> ASSIGNMENT
Give back the data below exactly as it was given.

> RECORDS SHOWN
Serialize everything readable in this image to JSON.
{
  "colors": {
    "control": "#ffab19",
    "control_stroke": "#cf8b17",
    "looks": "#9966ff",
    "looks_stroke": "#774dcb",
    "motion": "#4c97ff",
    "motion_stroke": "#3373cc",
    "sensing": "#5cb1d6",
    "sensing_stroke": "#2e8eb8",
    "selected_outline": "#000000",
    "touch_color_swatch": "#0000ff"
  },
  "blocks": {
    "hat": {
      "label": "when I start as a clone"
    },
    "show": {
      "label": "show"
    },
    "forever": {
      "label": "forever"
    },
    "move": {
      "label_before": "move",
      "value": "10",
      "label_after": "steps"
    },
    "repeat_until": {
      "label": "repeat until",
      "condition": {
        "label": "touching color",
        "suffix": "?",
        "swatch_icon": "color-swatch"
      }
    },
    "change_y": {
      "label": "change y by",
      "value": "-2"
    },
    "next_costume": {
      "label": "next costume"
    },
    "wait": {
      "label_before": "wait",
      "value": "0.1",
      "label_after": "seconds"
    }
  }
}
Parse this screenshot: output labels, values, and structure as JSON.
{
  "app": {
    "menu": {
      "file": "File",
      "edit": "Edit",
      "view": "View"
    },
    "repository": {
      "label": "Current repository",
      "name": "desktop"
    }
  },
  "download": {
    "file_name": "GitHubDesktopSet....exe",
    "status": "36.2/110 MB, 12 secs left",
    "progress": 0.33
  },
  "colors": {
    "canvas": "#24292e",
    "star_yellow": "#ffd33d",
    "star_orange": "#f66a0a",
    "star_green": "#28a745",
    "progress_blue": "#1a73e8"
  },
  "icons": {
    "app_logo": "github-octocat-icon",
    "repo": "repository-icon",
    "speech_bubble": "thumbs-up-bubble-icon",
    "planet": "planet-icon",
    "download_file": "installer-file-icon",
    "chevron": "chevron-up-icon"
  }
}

> RESPONSE BOX
Serialize everything readable in this image to JSON.
{
  "colors": {
    "control": "#ffab19",
    "control_stroke": "#cf8b17",
    "looks": "#9966ff",
    "looks_stroke": "#774dcb",
    "motion": "#4c97ff",
    "motion_stroke": "#3373cc",
    "sensing": "#5cb1d6",
    "sensing_stroke": "#2e8eb8",
    "selected_outline": "#000000",
    "touch_color_swatch": "#0000ff"
  },
  "blocks": {
    "hat": {
      "label": "when I start as a clone"
    },
    "show": {
      "label": "show"
    },
    "forever": {
      "label": "forever"
    },
    "move": {
      "label_before": "move",
      "value": "10",
      "label_after": "steps"
    },
    "repeat_until": {
      "label": "repeat until",
      "condition": {
        "label": "touching color",
        "suffix": "?",
        "swatch_icon": "color-swatch"
      }
    },
    "change_y": {
      "label": "change y by",
      "value": "-2"
    },
    "next_costume": {
      "label": "next costume"
    },
    "wait": {
      "label_before": "wait",
      "value": "0.1",
      "label_after": "seconds"
    }
  }
}
Parse this screenshot: output labels, values, and structure as JSON.
{
  "app": {
    "menu": {
      "file": "File",
      "edit": "Edit",
      "view": "View"
    },
    "repository": {
      "label": "Current repository",
      "name": "desktop"
    }
  },
  "download": {
    "file_name": "GitHubDesktopSet....exe",
    "status": "36.2/110 MB, 12 secs left",
    "progress": 0.33
  },
  "colors": {
    "canvas": "#24292e",
    "star_yellow": "#ffd33d",
    "star_orange": "#f66a0a",
    "star_green": "#28a745",
    "progress_blue": "#1a73e8"
  },
  "icons": {
    "app_logo": "github-octocat-icon",
    "repo": "repository-icon",
    "speech_bubble": "thumbs-up-bubble-icon",
    "planet": "planet-icon",
    "download_file": "installer-file-icon",
    "chevron": "chevron-up-icon"
  }
}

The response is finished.